(Component data from apps and pages)
————
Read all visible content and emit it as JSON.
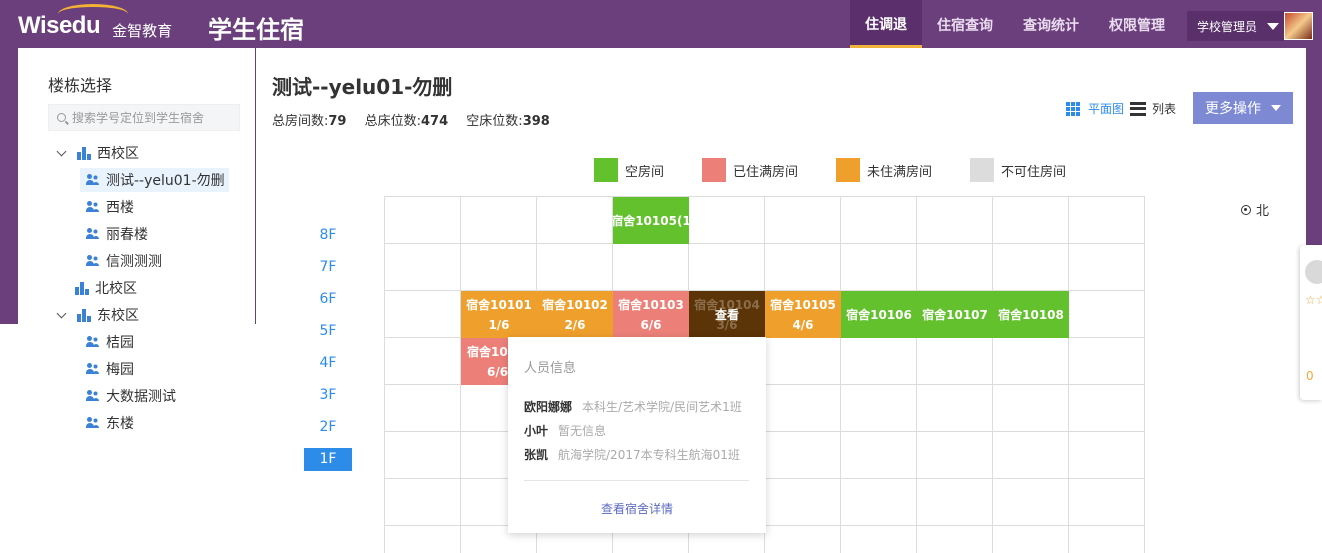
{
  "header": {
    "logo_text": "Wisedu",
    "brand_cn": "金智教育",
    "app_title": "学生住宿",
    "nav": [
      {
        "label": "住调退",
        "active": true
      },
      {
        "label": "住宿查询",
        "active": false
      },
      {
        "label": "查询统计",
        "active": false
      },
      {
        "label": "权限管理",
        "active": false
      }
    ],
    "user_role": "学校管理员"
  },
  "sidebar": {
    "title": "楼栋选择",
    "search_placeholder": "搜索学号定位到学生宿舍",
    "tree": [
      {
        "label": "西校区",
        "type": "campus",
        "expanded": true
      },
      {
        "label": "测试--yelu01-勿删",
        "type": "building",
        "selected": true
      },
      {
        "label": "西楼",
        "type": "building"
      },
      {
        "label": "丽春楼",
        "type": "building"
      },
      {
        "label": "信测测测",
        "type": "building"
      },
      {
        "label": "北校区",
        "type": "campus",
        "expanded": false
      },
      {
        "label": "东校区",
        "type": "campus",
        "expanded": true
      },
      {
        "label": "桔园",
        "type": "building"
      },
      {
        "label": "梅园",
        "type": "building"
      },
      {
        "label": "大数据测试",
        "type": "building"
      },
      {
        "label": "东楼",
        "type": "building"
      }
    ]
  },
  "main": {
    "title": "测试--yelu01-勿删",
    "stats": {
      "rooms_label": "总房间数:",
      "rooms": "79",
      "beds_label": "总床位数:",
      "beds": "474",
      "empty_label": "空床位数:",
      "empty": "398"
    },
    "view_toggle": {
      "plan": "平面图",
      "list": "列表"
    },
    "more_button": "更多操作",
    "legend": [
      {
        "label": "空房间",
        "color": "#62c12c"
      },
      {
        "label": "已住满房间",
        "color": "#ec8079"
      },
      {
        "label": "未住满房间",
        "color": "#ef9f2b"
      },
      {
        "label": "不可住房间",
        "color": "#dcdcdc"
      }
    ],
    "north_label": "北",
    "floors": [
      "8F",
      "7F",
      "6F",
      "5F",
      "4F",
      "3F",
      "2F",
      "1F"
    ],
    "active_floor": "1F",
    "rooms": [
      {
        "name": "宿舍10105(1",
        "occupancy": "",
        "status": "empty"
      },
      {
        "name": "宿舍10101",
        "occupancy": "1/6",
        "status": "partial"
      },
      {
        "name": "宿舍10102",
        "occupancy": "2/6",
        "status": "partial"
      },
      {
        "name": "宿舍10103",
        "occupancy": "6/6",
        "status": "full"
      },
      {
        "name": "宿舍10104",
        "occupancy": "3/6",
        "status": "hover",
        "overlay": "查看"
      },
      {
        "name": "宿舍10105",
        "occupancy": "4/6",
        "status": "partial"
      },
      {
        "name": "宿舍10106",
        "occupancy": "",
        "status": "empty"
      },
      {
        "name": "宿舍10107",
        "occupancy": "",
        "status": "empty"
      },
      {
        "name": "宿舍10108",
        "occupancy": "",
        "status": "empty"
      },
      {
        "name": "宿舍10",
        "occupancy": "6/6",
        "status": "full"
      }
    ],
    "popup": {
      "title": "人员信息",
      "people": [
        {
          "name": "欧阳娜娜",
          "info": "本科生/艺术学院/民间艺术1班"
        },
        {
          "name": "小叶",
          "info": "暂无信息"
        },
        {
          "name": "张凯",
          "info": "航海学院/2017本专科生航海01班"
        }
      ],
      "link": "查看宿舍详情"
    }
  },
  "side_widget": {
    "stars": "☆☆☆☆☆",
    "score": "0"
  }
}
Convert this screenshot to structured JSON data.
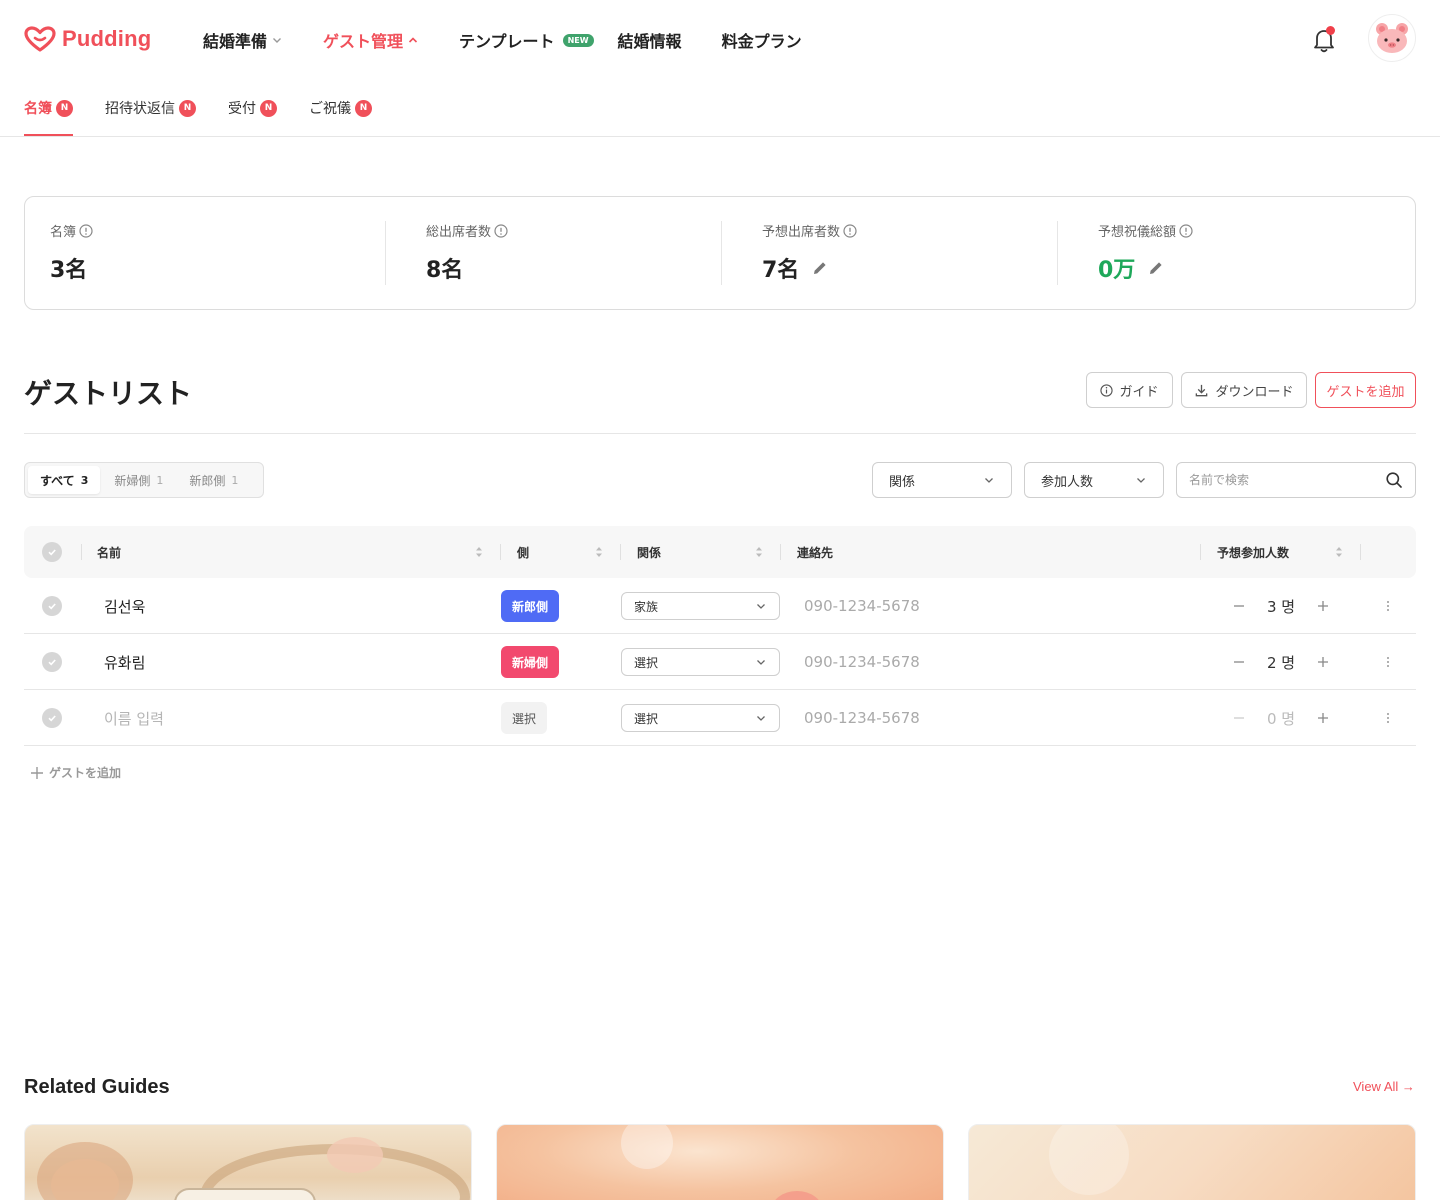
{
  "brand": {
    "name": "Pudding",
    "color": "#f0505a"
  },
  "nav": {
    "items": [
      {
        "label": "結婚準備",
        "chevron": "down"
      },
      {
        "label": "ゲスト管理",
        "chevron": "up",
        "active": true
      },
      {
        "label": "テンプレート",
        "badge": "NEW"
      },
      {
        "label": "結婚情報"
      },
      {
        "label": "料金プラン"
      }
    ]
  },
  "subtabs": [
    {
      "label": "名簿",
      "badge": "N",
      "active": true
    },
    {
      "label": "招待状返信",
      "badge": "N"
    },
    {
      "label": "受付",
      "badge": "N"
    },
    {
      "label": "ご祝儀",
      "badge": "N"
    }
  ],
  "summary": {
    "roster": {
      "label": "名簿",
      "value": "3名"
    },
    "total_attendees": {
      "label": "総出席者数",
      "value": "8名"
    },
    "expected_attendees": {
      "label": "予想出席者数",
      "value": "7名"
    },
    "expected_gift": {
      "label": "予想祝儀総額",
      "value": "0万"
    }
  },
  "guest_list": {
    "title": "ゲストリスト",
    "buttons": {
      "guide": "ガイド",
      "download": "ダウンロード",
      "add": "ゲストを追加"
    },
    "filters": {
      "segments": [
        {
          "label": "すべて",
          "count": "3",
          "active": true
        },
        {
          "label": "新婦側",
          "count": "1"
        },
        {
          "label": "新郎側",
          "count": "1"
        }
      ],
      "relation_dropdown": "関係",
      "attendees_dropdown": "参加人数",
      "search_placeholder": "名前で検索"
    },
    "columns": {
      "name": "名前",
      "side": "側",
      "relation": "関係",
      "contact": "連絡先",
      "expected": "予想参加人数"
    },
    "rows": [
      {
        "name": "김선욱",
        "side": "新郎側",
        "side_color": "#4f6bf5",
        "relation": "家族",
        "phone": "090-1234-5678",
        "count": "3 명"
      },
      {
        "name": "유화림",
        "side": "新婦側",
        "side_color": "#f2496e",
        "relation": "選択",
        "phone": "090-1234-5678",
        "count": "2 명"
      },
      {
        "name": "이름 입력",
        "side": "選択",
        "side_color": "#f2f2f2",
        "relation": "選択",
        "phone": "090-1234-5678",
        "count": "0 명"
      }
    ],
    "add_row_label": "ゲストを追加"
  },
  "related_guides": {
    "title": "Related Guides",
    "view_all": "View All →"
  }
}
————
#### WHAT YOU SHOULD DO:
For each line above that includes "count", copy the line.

#### SOLUTION TO THE PROBLEM:
          "count": "3",
          "count": "1"
          "count": "1"
        "count": "3 명"
        "count": "2 명"
        "count": "0 명"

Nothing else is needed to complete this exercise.